## WHAT YOU NEED TO DO:
Print every entry exactly as it appears, but skip the pictures.

## RECORDS:
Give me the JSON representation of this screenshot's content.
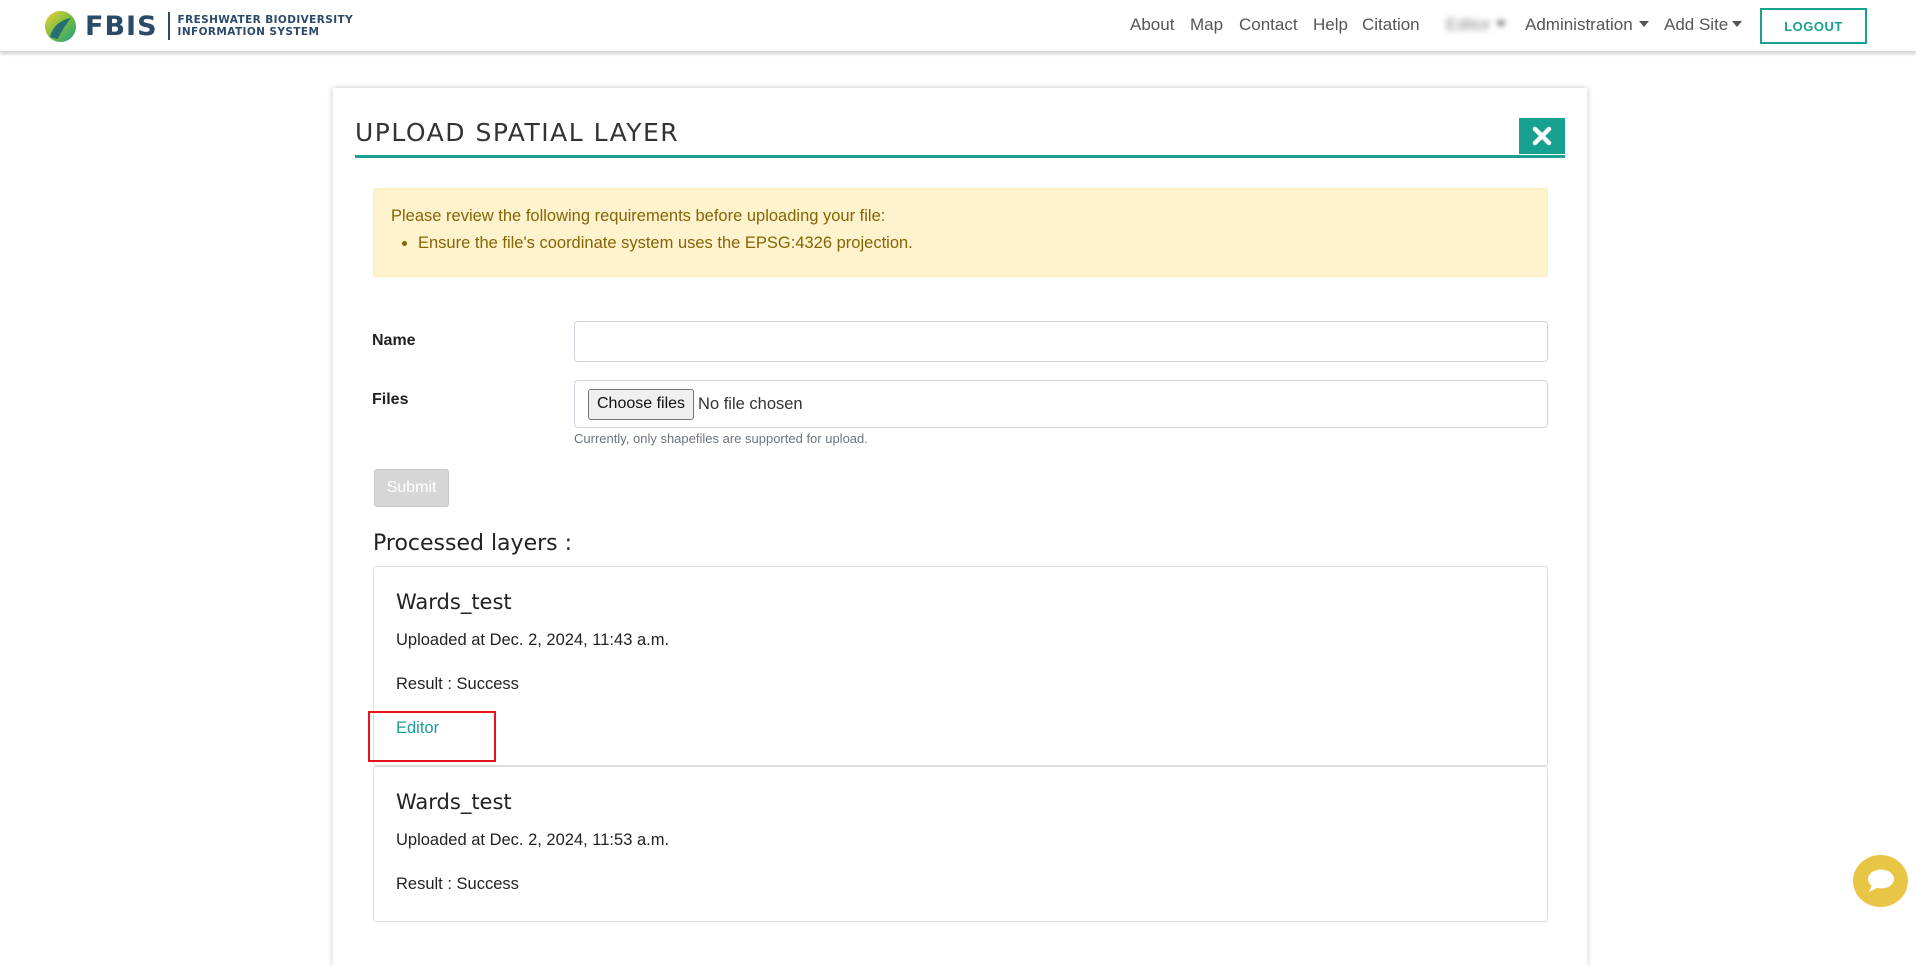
{
  "header": {
    "brand": {
      "name": "FBIS",
      "subtitle_line1": "FRESHWATER BIODIVERSITY",
      "subtitle_line2": "INFORMATION SYSTEM"
    },
    "nav": {
      "about": "About",
      "map": "Map",
      "contact": "Contact",
      "help": "Help",
      "citation": "Citation",
      "user": "Editor",
      "administration": "Administration",
      "add_site": "Add Site"
    },
    "logout_label": "LOGOUT"
  },
  "upload": {
    "title": "UPLOAD SPATIAL LAYER",
    "alert": {
      "intro": "Please review the following requirements before uploading your file:",
      "items": [
        "Ensure the file's coordinate system uses the EPSG:4326 projection."
      ]
    },
    "name_label": "Name",
    "name_value": "",
    "files_label": "Files",
    "choose_files_label": "Choose files",
    "no_file_text": "No file chosen",
    "help_text": "Currently, only shapefiles are supported for upload.",
    "submit_label": "Submit"
  },
  "processed": {
    "heading": "Processed layers :",
    "layers": [
      {
        "name": "Wards_test",
        "uploaded": "Uploaded at Dec. 2, 2024, 11:43 a.m.",
        "result": "Result : Success",
        "link": "Editor"
      },
      {
        "name": "Wards_test",
        "uploaded": "Uploaded at Dec. 2, 2024, 11:53 a.m.",
        "result": "Result : Success"
      }
    ]
  },
  "colors": {
    "accent": "#18a090",
    "brand_text": "#2b4a6a",
    "alert_bg": "#fff3cd",
    "alert_text": "#856404",
    "highlight": "#e8141c",
    "chat": "#e8c545"
  },
  "icons": [
    "fbis-logo-icon",
    "close-icon",
    "chevron-down-icon",
    "chat-bubble-icon"
  ]
}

## RESULT OF THE TASK:
Give me the JSON representation of this screenshot's content.
{
  "header": {
    "brand": {
      "name": "FBIS",
      "subtitle_line1": "FRESHWATER BIODIVERSITY",
      "subtitle_line2": "INFORMATION SYSTEM"
    },
    "nav": {
      "about": "About",
      "map": "Map",
      "contact": "Contact",
      "help": "Help",
      "citation": "Citation",
      "user": "Editor",
      "administration": "Administration",
      "add_site": "Add Site"
    },
    "logout_label": "LOGOUT"
  },
  "upload": {
    "title": "UPLOAD SPATIAL LAYER",
    "alert": {
      "intro": "Please review the following requirements before uploading your file:",
      "items": [
        "Ensure the file's coordinate system uses the EPSG:4326 projection."
      ]
    },
    "name_label": "Name",
    "name_value": "",
    "files_label": "Files",
    "choose_files_label": "Choose files",
    "no_file_text": "No file chosen",
    "help_text": "Currently, only shapefiles are supported for upload.",
    "submit_label": "Submit"
  },
  "processed": {
    "heading": "Processed layers :",
    "layers": [
      {
        "name": "Wards_test",
        "uploaded": "Uploaded at Dec. 2, 2024, 11:43 a.m.",
        "result": "Result : Success",
        "link": "Editor"
      },
      {
        "name": "Wards_test",
        "uploaded": "Uploaded at Dec. 2, 2024, 11:53 a.m.",
        "result": "Result : Success"
      }
    ]
  },
  "colors": {
    "accent": "#18a090",
    "brand_text": "#2b4a6a",
    "alert_bg": "#fff3cd",
    "alert_text": "#856404",
    "highlight": "#e8141c",
    "chat": "#e8c545"
  },
  "icons": [
    "fbis-logo-icon",
    "close-icon",
    "chevron-down-icon",
    "chat-bubble-icon"
  ]
}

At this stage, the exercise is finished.